Data provided START
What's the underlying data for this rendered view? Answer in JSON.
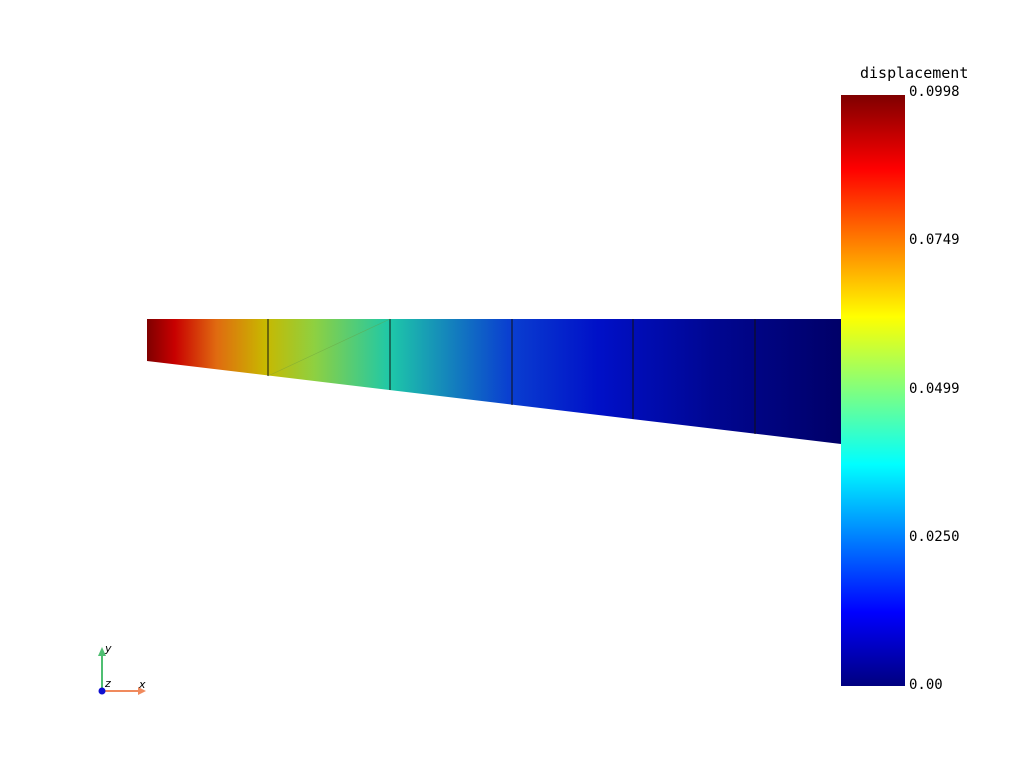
{
  "colorbar": {
    "title": "displacement",
    "ticks": [
      "0.0998",
      "0.0749",
      "0.0499",
      "0.0250",
      "0.00"
    ],
    "colormap": "jet"
  },
  "orientation_axes": {
    "x_label": "x",
    "y_label": "y",
    "z_label": "z",
    "x_color": "#f08a5d",
    "y_color": "#4fbf72",
    "z_color": "#1010d0"
  },
  "mesh": {
    "element_displacement_range": [
      [
        0.0998,
        0.065
      ],
      [
        0.065,
        0.045
      ],
      [
        0.045,
        0.025
      ],
      [
        0.025,
        0.012
      ],
      [
        0.012,
        0.004
      ],
      [
        0.004,
        0.0
      ]
    ]
  }
}
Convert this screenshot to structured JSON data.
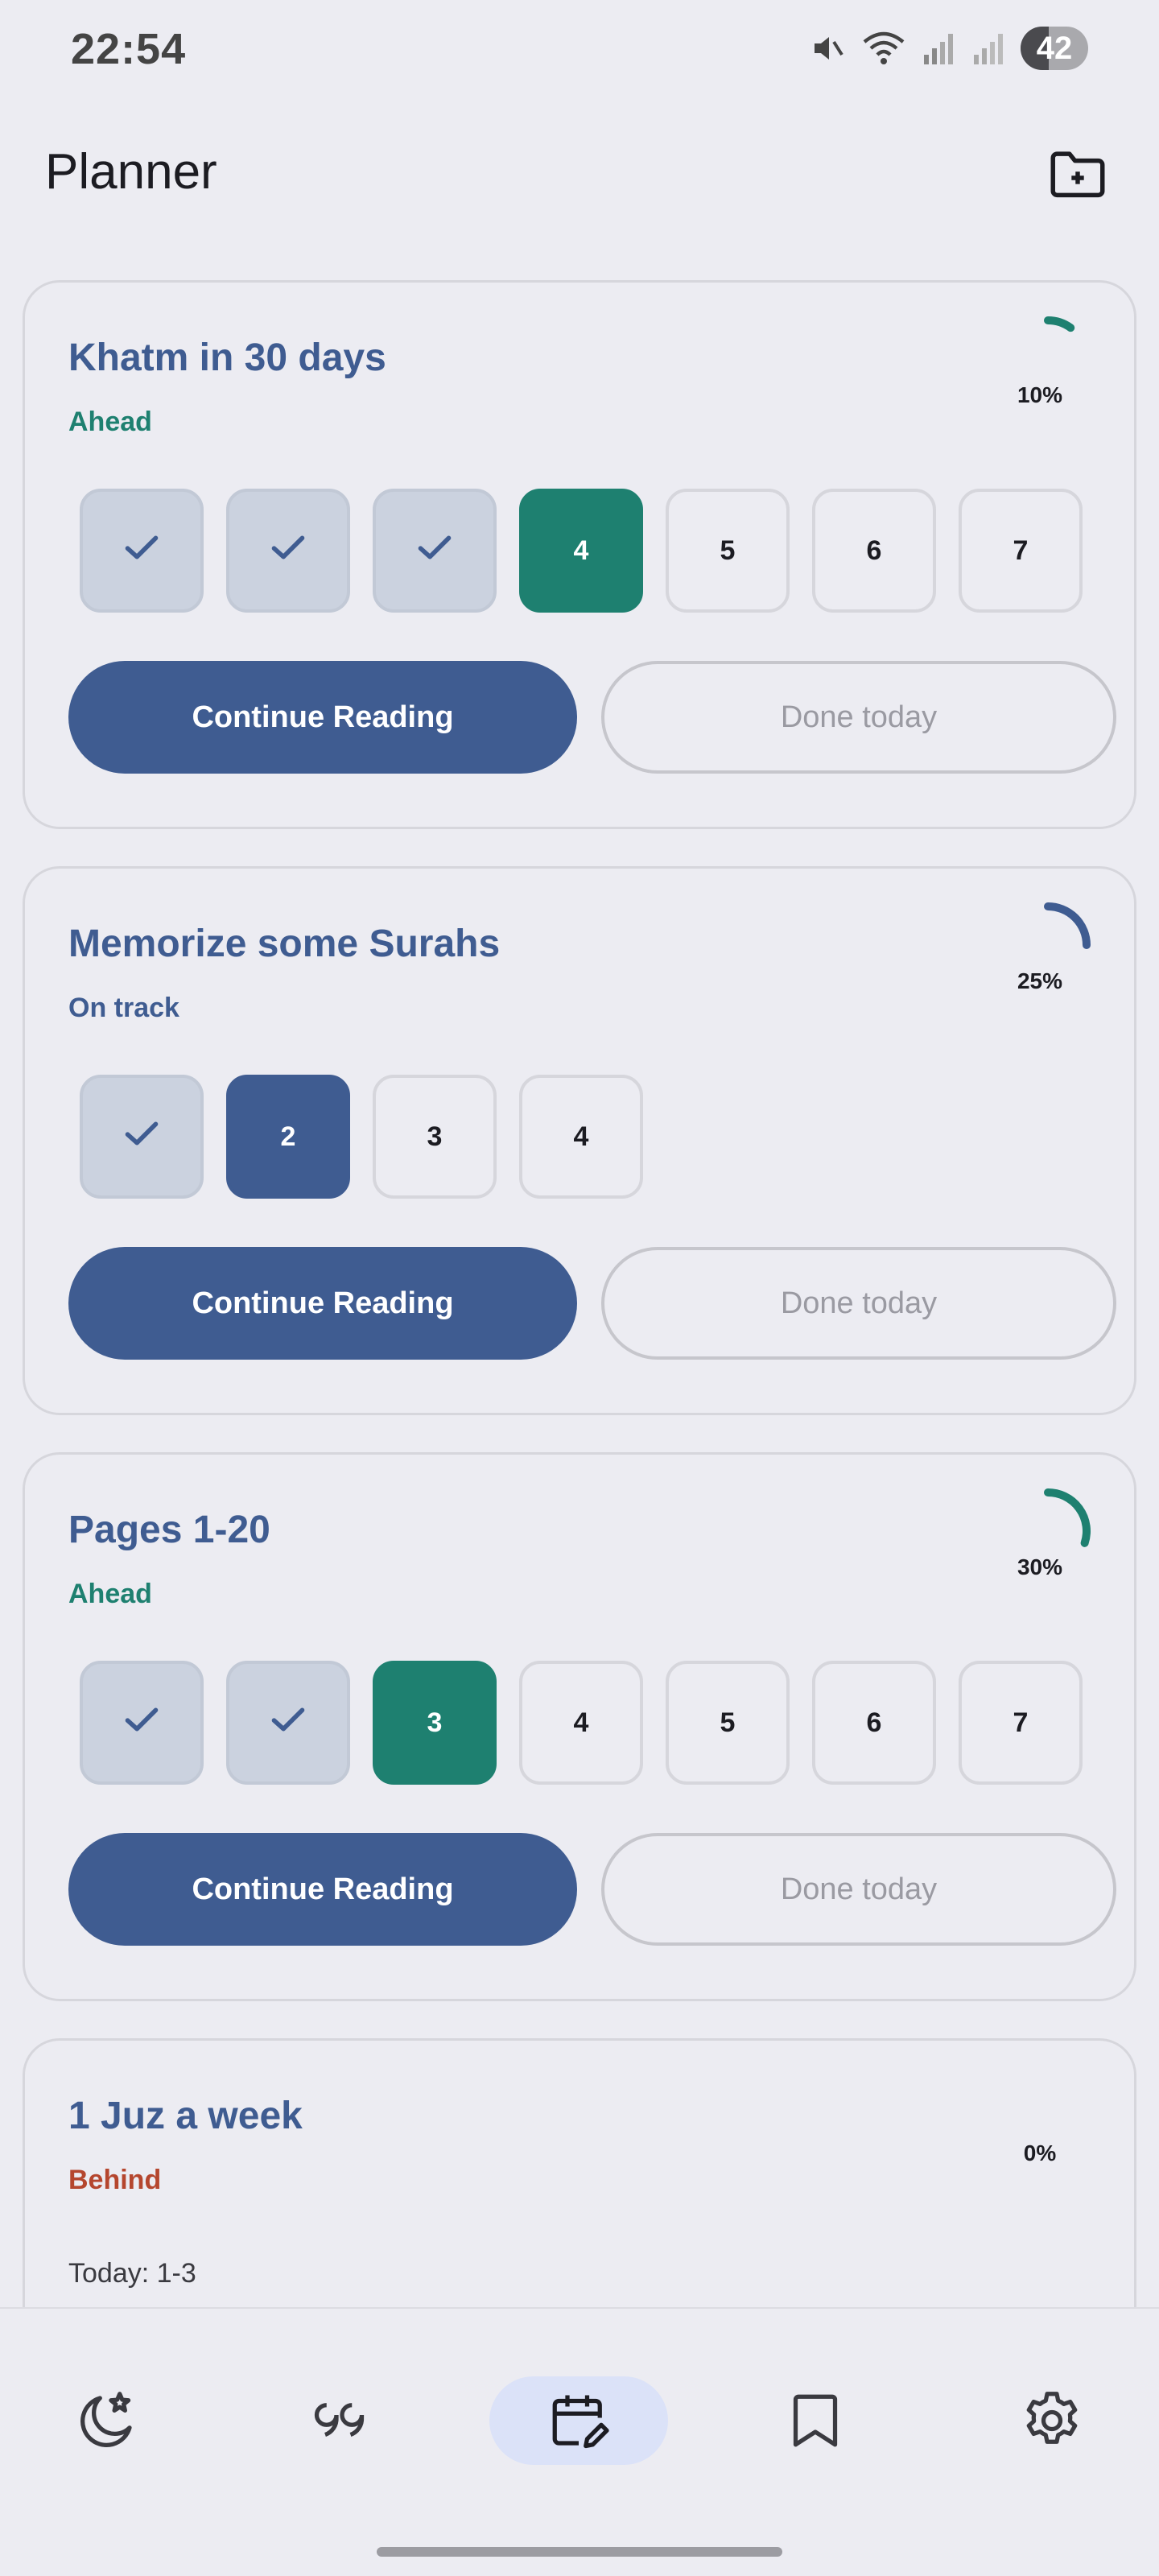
{
  "status_bar": {
    "time": "22:54",
    "battery": "42",
    "battery_level": 0.42,
    "icons": [
      "mute-icon",
      "wifi-icon",
      "signal-icon",
      "signal-icon",
      "battery-icon"
    ]
  },
  "header": {
    "title": "Planner",
    "action_icon": "folder-plus-icon"
  },
  "colors": {
    "primary": "#3F5C91",
    "ahead": "#1E8070",
    "on_track": "#3F5C91",
    "behind": "#B5462E"
  },
  "plans": [
    {
      "title": "Khatm in 30 days",
      "status": "Ahead",
      "status_color": "#1E8070",
      "progress_label": "10%",
      "progress": 0.1,
      "progress_color": "#1E8070",
      "days": [
        {
          "label": "",
          "state": "done"
        },
        {
          "label": "",
          "state": "done"
        },
        {
          "label": "",
          "state": "done"
        },
        {
          "label": "4",
          "state": "current"
        },
        {
          "label": "5",
          "state": "upcoming"
        },
        {
          "label": "6",
          "state": "upcoming"
        },
        {
          "label": "7",
          "state": "upcoming"
        }
      ],
      "primary_action": "Continue Reading",
      "secondary_action": "Done today"
    },
    {
      "title": "Memorize some Surahs",
      "status": "On track",
      "status_color": "#3F5C91",
      "progress_label": "25%",
      "progress": 0.25,
      "progress_color": "#3F5C91",
      "days": [
        {
          "label": "",
          "state": "done"
        },
        {
          "label": "2",
          "state": "current"
        },
        {
          "label": "3",
          "state": "upcoming"
        },
        {
          "label": "4",
          "state": "upcoming"
        }
      ],
      "primary_action": "Continue Reading",
      "secondary_action": "Done today"
    },
    {
      "title": "Pages 1-20",
      "status": "Ahead",
      "status_color": "#1E8070",
      "progress_label": "30%",
      "progress": 0.3,
      "progress_color": "#1E8070",
      "days": [
        {
          "label": "",
          "state": "done"
        },
        {
          "label": "",
          "state": "done"
        },
        {
          "label": "3",
          "state": "current"
        },
        {
          "label": "4",
          "state": "upcoming"
        },
        {
          "label": "5",
          "state": "upcoming"
        },
        {
          "label": "6",
          "state": "upcoming"
        },
        {
          "label": "7",
          "state": "upcoming"
        }
      ],
      "primary_action": "Continue Reading",
      "secondary_action": "Done today"
    },
    {
      "title": "1 Juz a week",
      "status": "Behind",
      "status_color": "#B5462E",
      "progress_label": "0%",
      "progress": 0,
      "progress_color": "#1E8070",
      "today": "Today: 1-3"
    }
  ],
  "bottom_nav": {
    "items": [
      {
        "icon": "moon-star-icon",
        "active": false
      },
      {
        "icon": "quote-icon",
        "active": false
      },
      {
        "icon": "calendar-edit-icon",
        "active": true
      },
      {
        "icon": "bookmark-icon",
        "active": false
      },
      {
        "icon": "settings-icon",
        "active": false
      }
    ]
  }
}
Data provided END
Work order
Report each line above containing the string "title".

Written response
    "title": "displacement",
    "title": "Planner",
      "title": "Khatm in 30 days",
      "title": "Memorize some Surahs",
      "title": "Pages 1-20",
      "title": "1 Juz a week",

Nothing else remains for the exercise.